JULIAN BOND Chairman, National Association for the Advancement of Colored People
Freedomways rightly believed that knowledge is power.
Its pages presented truths that seldom found an outlet elsewhere and arguments that suffered suppression more often than refutation.
It was born from the movement of the early 1960s, which in turn found its roots as much in the 1860s as the 1950s, 1940s, and 1930s. Importantly, Freedomways recognized that successful movements are built on the contributions and mistakes of the past. Its pages drew from yesterday while explaining today and predicting tomorrow.
In its opening announcement, Freedomways invited "historians, sociologists, economists, artists, workers, students -- all who have something to contribute in this search for TRUTH -- to use this open channel of communication that we might unite and mobilize our efforts for worthy and lasting results."
A veritable Who's Who of arts and letters -- as well as workers and students -- responded. The table of contents for each issue -- as well as for this volume -- lists a proud roster of aggressive participants, not just observers or recorders, of the movement for human rights.

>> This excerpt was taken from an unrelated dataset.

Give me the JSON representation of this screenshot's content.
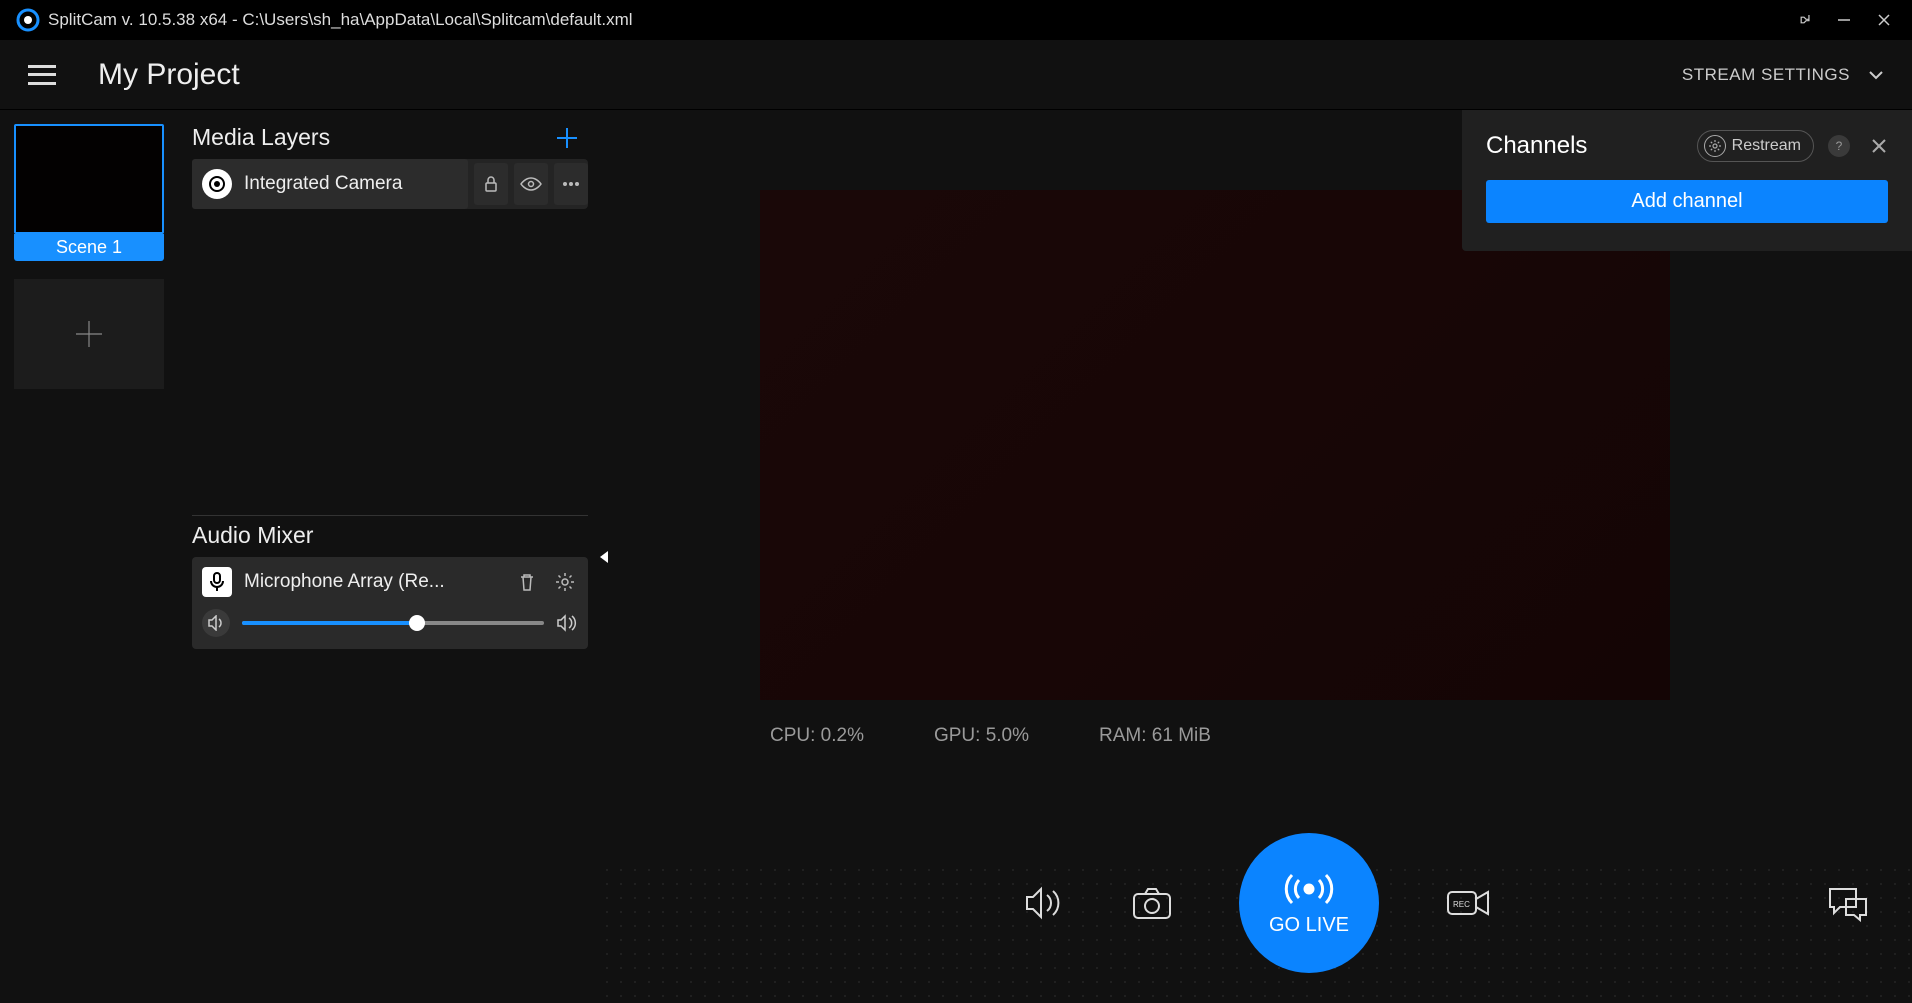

What they wrote furthered the magazine's purposes: to "unite and mobilize our efforts." Contributors to Freedomways were distinguished by the high level of discourse they brought to their written work and also by their militant activism -- these were writers with